● WORK ITEM: Using the listing below, report how many lines hold the word "AstraPay", and nothing else.

● DATA EXTRACTS:

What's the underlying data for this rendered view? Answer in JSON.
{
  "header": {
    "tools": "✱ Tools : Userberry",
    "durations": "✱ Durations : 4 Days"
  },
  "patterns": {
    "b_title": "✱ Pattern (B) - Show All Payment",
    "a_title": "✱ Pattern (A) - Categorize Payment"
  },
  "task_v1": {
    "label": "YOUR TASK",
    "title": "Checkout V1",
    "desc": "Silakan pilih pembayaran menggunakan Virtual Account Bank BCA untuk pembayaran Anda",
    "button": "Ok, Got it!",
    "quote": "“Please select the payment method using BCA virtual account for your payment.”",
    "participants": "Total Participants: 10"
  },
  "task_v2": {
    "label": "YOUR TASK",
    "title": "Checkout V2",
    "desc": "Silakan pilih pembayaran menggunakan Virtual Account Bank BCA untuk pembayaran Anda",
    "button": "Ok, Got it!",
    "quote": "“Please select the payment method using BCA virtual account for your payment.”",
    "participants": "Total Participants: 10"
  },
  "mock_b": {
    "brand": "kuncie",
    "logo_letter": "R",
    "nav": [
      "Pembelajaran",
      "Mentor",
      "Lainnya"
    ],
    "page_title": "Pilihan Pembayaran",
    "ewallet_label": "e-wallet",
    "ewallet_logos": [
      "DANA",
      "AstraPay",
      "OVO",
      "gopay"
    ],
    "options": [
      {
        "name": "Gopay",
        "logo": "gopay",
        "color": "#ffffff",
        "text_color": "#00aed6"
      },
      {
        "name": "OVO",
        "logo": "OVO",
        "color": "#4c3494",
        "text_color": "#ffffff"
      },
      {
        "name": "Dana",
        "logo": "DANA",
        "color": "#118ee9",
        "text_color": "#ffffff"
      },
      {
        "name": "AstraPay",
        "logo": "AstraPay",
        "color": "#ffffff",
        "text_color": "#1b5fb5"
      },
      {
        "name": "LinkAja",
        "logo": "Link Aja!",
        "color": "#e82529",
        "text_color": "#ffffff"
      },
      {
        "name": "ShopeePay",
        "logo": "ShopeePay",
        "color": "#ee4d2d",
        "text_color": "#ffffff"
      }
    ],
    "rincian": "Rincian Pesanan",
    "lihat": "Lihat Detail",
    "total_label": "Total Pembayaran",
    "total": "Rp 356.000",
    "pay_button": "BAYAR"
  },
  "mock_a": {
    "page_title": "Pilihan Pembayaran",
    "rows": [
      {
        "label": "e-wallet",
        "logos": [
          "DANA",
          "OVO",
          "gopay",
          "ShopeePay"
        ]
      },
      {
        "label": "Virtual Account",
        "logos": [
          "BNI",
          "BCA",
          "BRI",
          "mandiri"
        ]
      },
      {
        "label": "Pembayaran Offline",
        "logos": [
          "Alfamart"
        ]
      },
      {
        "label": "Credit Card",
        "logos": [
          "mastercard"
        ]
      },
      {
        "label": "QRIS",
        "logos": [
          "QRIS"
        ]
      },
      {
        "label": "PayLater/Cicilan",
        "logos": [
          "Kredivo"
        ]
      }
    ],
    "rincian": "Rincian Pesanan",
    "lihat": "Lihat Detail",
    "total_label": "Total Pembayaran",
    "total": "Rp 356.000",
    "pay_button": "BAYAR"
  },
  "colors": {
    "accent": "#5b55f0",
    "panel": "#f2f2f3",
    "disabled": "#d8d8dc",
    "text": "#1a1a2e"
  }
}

● FINAL ANSWER: 3